» Prompt
Exactly as they stand, set down all of the records again.

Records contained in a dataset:
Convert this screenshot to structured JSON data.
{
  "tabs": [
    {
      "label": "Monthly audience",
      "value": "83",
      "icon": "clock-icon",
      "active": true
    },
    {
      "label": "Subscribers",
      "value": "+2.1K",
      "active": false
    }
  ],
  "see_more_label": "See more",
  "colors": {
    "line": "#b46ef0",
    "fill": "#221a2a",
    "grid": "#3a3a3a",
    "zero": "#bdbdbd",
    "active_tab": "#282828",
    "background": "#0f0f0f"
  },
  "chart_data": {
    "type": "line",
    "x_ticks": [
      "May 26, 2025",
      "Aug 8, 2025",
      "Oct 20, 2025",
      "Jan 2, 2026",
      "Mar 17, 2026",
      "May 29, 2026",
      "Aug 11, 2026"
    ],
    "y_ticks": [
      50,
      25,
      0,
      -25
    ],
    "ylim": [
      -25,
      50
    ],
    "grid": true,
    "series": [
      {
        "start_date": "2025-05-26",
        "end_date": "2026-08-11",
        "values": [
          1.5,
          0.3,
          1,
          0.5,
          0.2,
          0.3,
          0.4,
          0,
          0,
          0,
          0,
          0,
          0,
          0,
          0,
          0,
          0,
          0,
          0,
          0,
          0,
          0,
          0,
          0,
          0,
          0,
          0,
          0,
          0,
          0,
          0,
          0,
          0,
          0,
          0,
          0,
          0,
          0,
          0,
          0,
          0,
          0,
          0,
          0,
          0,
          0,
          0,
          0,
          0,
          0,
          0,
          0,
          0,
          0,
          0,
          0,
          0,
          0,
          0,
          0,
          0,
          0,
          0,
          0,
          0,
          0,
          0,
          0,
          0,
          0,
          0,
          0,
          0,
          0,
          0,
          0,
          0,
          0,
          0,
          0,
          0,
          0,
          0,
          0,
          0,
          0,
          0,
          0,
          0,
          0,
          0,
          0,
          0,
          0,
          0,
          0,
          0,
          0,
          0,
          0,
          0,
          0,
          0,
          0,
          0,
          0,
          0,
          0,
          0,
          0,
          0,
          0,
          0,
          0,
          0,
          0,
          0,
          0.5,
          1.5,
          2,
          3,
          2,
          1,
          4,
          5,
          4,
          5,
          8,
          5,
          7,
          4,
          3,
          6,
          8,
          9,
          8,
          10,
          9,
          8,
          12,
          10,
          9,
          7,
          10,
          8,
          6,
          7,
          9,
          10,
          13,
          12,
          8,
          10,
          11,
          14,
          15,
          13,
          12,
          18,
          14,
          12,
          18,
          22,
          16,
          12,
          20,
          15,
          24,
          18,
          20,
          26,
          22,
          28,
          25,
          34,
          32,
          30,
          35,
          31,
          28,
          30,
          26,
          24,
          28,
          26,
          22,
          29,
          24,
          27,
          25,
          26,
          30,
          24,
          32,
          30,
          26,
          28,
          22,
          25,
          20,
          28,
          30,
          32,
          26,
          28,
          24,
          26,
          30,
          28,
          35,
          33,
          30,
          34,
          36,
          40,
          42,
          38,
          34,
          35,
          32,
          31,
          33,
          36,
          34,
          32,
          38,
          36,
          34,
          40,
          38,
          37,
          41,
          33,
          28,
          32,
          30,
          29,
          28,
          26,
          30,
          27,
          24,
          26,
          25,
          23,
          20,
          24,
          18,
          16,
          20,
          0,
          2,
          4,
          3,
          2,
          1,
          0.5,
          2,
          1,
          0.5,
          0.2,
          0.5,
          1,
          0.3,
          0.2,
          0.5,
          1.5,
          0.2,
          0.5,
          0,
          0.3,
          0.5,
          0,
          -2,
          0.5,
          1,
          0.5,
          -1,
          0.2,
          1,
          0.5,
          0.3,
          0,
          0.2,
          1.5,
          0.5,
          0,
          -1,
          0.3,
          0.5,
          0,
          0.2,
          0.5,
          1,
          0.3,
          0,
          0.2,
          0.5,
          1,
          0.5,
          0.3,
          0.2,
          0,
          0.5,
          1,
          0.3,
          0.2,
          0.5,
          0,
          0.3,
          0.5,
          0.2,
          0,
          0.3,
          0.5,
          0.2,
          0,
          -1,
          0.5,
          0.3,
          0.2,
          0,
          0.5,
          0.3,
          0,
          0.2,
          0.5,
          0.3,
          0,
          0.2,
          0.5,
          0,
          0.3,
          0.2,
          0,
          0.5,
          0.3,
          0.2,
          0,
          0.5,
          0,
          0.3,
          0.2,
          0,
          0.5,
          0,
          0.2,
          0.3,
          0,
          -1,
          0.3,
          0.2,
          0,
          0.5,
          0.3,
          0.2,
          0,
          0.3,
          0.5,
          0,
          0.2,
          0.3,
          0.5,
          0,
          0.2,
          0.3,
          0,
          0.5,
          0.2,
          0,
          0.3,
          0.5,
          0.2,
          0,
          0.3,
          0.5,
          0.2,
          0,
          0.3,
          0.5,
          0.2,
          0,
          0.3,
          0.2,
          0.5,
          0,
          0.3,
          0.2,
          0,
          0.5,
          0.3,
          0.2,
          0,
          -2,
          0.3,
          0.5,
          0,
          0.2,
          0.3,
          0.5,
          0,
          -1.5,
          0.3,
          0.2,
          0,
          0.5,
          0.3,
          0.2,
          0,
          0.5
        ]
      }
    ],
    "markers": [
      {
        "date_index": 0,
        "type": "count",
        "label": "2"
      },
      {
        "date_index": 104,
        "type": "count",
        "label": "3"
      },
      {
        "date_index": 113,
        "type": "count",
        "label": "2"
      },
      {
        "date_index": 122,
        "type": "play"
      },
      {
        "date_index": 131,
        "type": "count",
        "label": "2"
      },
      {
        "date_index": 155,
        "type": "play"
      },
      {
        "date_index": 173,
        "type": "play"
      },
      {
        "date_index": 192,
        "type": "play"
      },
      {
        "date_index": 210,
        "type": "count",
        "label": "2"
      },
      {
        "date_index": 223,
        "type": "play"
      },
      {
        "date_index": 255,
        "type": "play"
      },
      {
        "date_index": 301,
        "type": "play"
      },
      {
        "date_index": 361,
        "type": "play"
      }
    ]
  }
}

» Solution for this exercise
Convert this screenshot to structured JSON data.
{
  "tabs": [
    {
      "label": "Monthly audience",
      "value": "83",
      "icon": "clock-icon",
      "active": true
    },
    {
      "label": "Subscribers",
      "value": "+2.1K",
      "active": false
    }
  ],
  "see_more_label": "See more",
  "colors": {
    "line": "#b46ef0",
    "fill": "#221a2a",
    "grid": "#3a3a3a",
    "zero": "#bdbdbd",
    "active_tab": "#282828",
    "background": "#0f0f0f"
  },
  "chart_data": {
    "type": "line",
    "x_ticks": [
      "May 26, 2025",
      "Aug 8, 2025",
      "Oct 20, 2025",
      "Jan 2, 2026",
      "Mar 17, 2026",
      "May 29, 2026",
      "Aug 11, 2026"
    ],
    "y_ticks": [
      50,
      25,
      0,
      -25
    ],
    "ylim": [
      -25,
      50
    ],
    "grid": true,
    "series": [
      {
        "start_date": "2025-05-26",
        "end_date": "2026-08-11",
        "values": [
          1.5,
          0.3,
          1,
          0.5,
          0.2,
          0.3,
          0.4,
          0,
          0,
          0,
          0,
          0,
          0,
          0,
          0,
          0,
          0,
          0,
          0,
          0,
          0,
          0,
          0,
          0,
          0,
          0,
          0,
          0,
          0,
          0,
          0,
          0,
          0,
          0,
          0,
          0,
          0,
          0,
          0,
          0,
          0,
          0,
          0,
          0,
          0,
          0,
          0,
          0,
          0,
          0,
          0,
          0,
          0,
          0,
          0,
          0,
          0,
          0,
          0,
          0,
          0,
          0,
          0,
          0,
          0,
          0,
          0,
          0,
          0,
          0,
          0,
          0,
          0,
          0,
          0,
          0,
          0,
          0,
          0,
          0,
          0,
          0,
          0,
          0,
          0,
          0,
          0,
          0,
          0,
          0,
          0,
          0,
          0,
          0,
          0,
          0,
          0,
          0,
          0,
          0,
          0,
          0,
          0,
          0,
          0,
          0,
          0,
          0,
          0,
          0,
          0,
          0,
          0,
          0,
          0,
          0,
          0,
          0.5,
          1.5,
          2,
          3,
          2,
          1,
          4,
          5,
          4,
          5,
          8,
          5,
          7,
          4,
          3,
          6,
          8,
          9,
          8,
          10,
          9,
          8,
          12,
          10,
          9,
          7,
          10,
          8,
          6,
          7,
          9,
          10,
          13,
          12,
          8,
          10,
          11,
          14,
          15,
          13,
          12,
          18,
          14,
          12,
          18,
          22,
          16,
          12,
          20,
          15,
          24,
          18,
          20,
          26,
          22,
          28,
          25,
          34,
          32,
          30,
          35,
          31,
          28,
          30,
          26,
          24,
          28,
          26,
          22,
          29,
          24,
          27,
          25,
          26,
          30,
          24,
          32,
          30,
          26,
          28,
          22,
          25,
          20,
          28,
          30,
          32,
          26,
          28,
          24,
          26,
          30,
          28,
          35,
          33,
          30,
          34,
          36,
          40,
          42,
          38,
          34,
          35,
          32,
          31,
          33,
          36,
          34,
          32,
          38,
          36,
          34,
          40,
          38,
          37,
          41,
          33,
          28,
          32,
          30,
          29,
          28,
          26,
          30,
          27,
          24,
          26,
          25,
          23,
          20,
          24,
          18,
          16,
          20,
          0,
          2,
          4,
          3,
          2,
          1,
          0.5,
          2,
          1,
          0.5,
          0.2,
          0.5,
          1,
          0.3,
          0.2,
          0.5,
          1.5,
          0.2,
          0.5,
          0,
          0.3,
          0.5,
          0,
          -2,
          0.5,
          1,
          0.5,
          -1,
          0.2,
          1,
          0.5,
          0.3,
          0,
          0.2,
          1.5,
          0.5,
          0,
          -1,
          0.3,
          0.5,
          0,
          0.2,
          0.5,
          1,
          0.3,
          0,
          0.2,
          0.5,
          1,
          0.5,
          0.3,
          0.2,
          0,
          0.5,
          1,
          0.3,
          0.2,
          0.5,
          0,
          0.3,
          0.5,
          0.2,
          0,
          0.3,
          0.5,
          0.2,
          0,
          -1,
          0.5,
          0.3,
          0.2,
          0,
          0.5,
          0.3,
          0,
          0.2,
          0.5,
          0.3,
          0,
          0.2,
          0.5,
          0,
          0.3,
          0.2,
          0,
          0.5,
          0.3,
          0.2,
          0,
          0.5,
          0,
          0.3,
          0.2,
          0,
          0.5,
          0,
          0.2,
          0.3,
          0,
          -1,
          0.3,
          0.2,
          0,
          0.5,
          0.3,
          0.2,
          0,
          0.3,
          0.5,
          0,
          0.2,
          0.3,
          0.5,
          0,
          0.2,
          0.3,
          0,
          0.5,
          0.2,
          0,
          0.3,
          0.5,
          0.2,
          0,
          0.3,
          0.5,
          0.2,
          0,
          0.3,
          0.5,
          0.2,
          0,
          0.3,
          0.2,
          0.5,
          0,
          0.3,
          0.2,
          0,
          0.5,
          0.3,
          0.2,
          0,
          -2,
          0.3,
          0.5,
          0,
          0.2,
          0.3,
          0.5,
          0,
          -1.5,
          0.3,
          0.2,
          0,
          0.5,
          0.3,
          0.2,
          0,
          0.5
        ]
      }
    ],
    "markers": [
      {
        "date_index": 0,
        "type": "count",
        "label": "2"
      },
      {
        "date_index": 104,
        "type": "count",
        "label": "3"
      },
      {
        "date_index": 113,
        "type": "count",
        "label": "2"
      },
      {
        "date_index": 122,
        "type": "play"
      },
      {
        "date_index": 131,
        "type": "count",
        "label": "2"
      },
      {
        "date_index": 155,
        "type": "play"
      },
      {
        "date_index": 173,
        "type": "play"
      },
      {
        "date_index": 192,
        "type": "play"
      },
      {
        "date_index": 210,
        "type": "count",
        "label": "2"
      },
      {
        "date_index": 223,
        "type": "play"
      },
      {
        "date_index": 255,
        "type": "play"
      },
      {
        "date_index": 301,
        "type": "play"
      },
      {
        "date_index": 361,
        "type": "play"
      }
    ]
  }
}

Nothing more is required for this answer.